Yitzhak Rabin (1922-1995) was one of Israel's leading military figures and political leaders. As prime minister, he led Israel during the period of the Oslo Accords, which attempted to set the groundwork for a peace agreement with the Palestinians. On November 4, 1995, right-wing extremist Yigal Amir shot and killed Rabin at close range following a peace rally in Tel Aviv.
Rabin was born in Jerusalem, when the British controlled Palestine, and grew up in Tel Aviv. He attended the Kaduri Agricultural High School and hoped to become an irrigation engineer.
But in 1941, Rabin joined the Haganah, which preceded the Israel Defense Forces, and quickly rose to the senior ranks.

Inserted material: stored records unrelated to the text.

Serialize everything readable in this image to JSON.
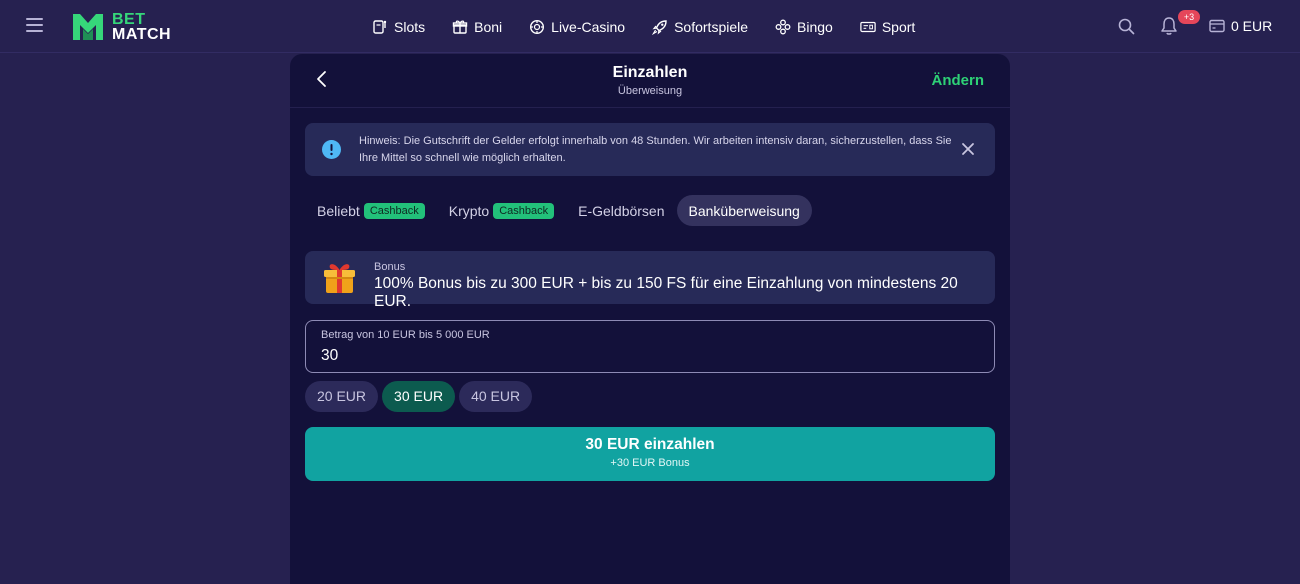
{
  "header": {
    "logo": {
      "line1": "BET",
      "line2": "MATCH"
    },
    "nav": [
      {
        "label": "Slots",
        "icon": "slot-machine-icon"
      },
      {
        "label": "Boni",
        "icon": "gift-icon"
      },
      {
        "label": "Live-Casino",
        "icon": "chip-icon"
      },
      {
        "label": "Sofortspiele",
        "icon": "rocket-icon"
      },
      {
        "label": "Bingo",
        "icon": "bingo-icon"
      },
      {
        "label": "Sport",
        "icon": "ticket-icon"
      }
    ],
    "notifications_badge": "+3",
    "balance": "0 EUR"
  },
  "panel": {
    "title": "Einzahlen",
    "subtitle": "Überweisung",
    "change_label": "Ändern",
    "notice": "Hinweis: Die Gutschrift der Gelder erfolgt innerhalb von 48 Stunden. Wir arbeiten intensiv daran, sicherzustellen, dass Sie Ihre Mittel so schnell wie möglich erhalten.",
    "tabs": [
      {
        "label": "Beliebt",
        "pill": "Cashback",
        "active": false
      },
      {
        "label": "Krypto",
        "pill": "Cashback",
        "active": false
      },
      {
        "label": "E-Geldbörsen",
        "pill": "",
        "active": false
      },
      {
        "label": "Banküberweisung",
        "pill": "",
        "active": true
      }
    ],
    "bonus": {
      "label": "Bonus",
      "text": "100% Bonus bis zu 300 EUR + bis zu 150 FS für eine Einzahlung von mindestens 20 EUR."
    },
    "amount": {
      "label": "Betrag von 10 EUR bis 5 000 EUR",
      "value": "30"
    },
    "quick_amounts": [
      {
        "label": "20 EUR",
        "active": false
      },
      {
        "label": "30 EUR",
        "active": true
      },
      {
        "label": "40 EUR",
        "active": false
      }
    ],
    "deposit_button": {
      "main": "30 EUR einzahlen",
      "sub": "+30 EUR Bonus"
    }
  },
  "colors": {
    "background": "#262150",
    "panel": "#13113a",
    "accent_green": "#2ed176",
    "button_teal": "#11a3a1",
    "badge_red": "#e5465a"
  }
}
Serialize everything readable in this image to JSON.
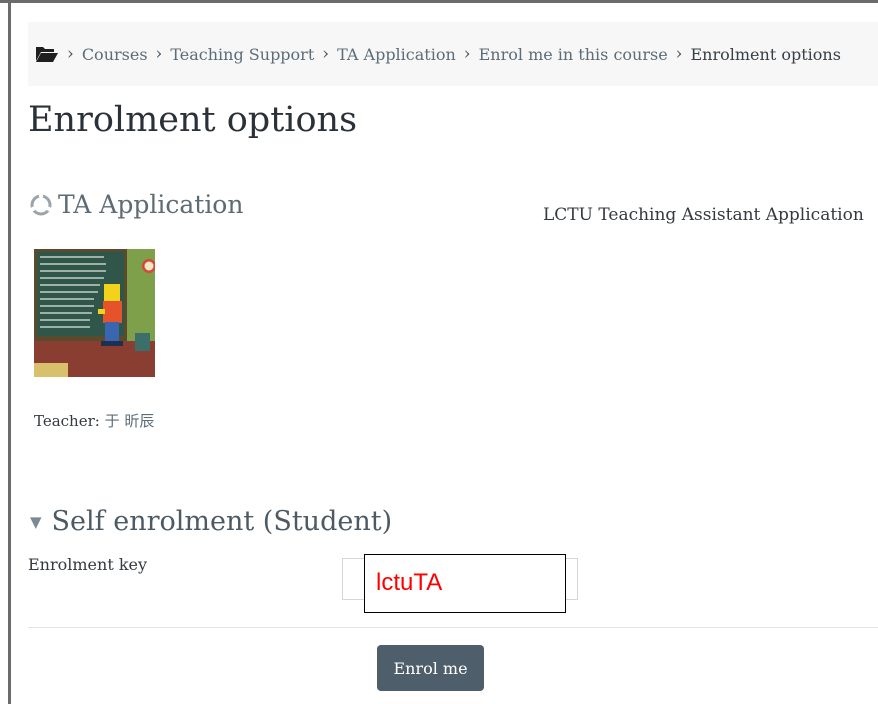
{
  "breadcrumb": {
    "items": [
      "Courses",
      "Teaching Support",
      "TA Application",
      "Enrol me in this course"
    ],
    "current": "Enrolment options",
    "separator": "›"
  },
  "page": {
    "title": "Enrolment options"
  },
  "course": {
    "name": "TA Application",
    "summary": "LCTU Teaching Assistant Application",
    "teacher_label": "Teacher: ",
    "teacher_name": "于 昕辰"
  },
  "enrolment": {
    "section_title": "Self enrolment (Student)",
    "key_label": "Enrolment key",
    "key_value": "lctuTA",
    "button_label": "Enrol me"
  },
  "colors": {
    "button_bg": "#4e5e6a",
    "key_text": "#ff0000",
    "breadcrumb_bg": "#f7f7f7"
  }
}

During the 1948 War of Independence, Rabin directed the defense of Jerusalem and headed battles against the Egyptian army in the Negev. In 1962, he was appointed Chief of Staff of the IDF.
It was under Rabin's command that the IDF defeated Egypt, Syria and Jordan in the 1967 Six Day War.
Following the war, Rabin retired from the IDF and in 1968 was appointed ambassador to the United States. In 1973, Rabin was elected to the Knesset for the first time, as a member of the Labor Party.
In 1974, after Prime Minister Gold Meir resigned in wake of Israel's heavy losses in the 1973 Yom Kippur War, Rabin was elected Labor Party Chairman and became prime minister.
In July 1976, Rabin ordered Israeli commandos to carry out the daring Operation Entebbe rescue of a plane hijacked by Palestinian terrorists that was being held in Uganda.
In 1977, Rabin resigned from office but remained in the Knesset after it was reported that his wife, Leah, had maintained a dollar bank account in the U.S. when he was serving as a diplomat there. At the time, Israeli law made it a misdemeanor to operate a foreign bank account.
Rabin later served as defense minister in several unity governments in the late 1980s and took a harsh stand during the first intifada, even going so far as to reportedly having encouraged troops to break the bones of Palestinian demonstrators.
In 1992, Rabin was again elected prime minister and played a leading role in the signing of the Oslo Accords, which created the Palestinian Authority and granted it partial control in areas of the Gaza Strip and West Bank. Rabin also signed a peace agreement with Jordan.
For his role in the Oslo Accords, Rabin was awarded the 1994 Nobel Peace Prize, along with Yasser Arafat and Shimon Peres.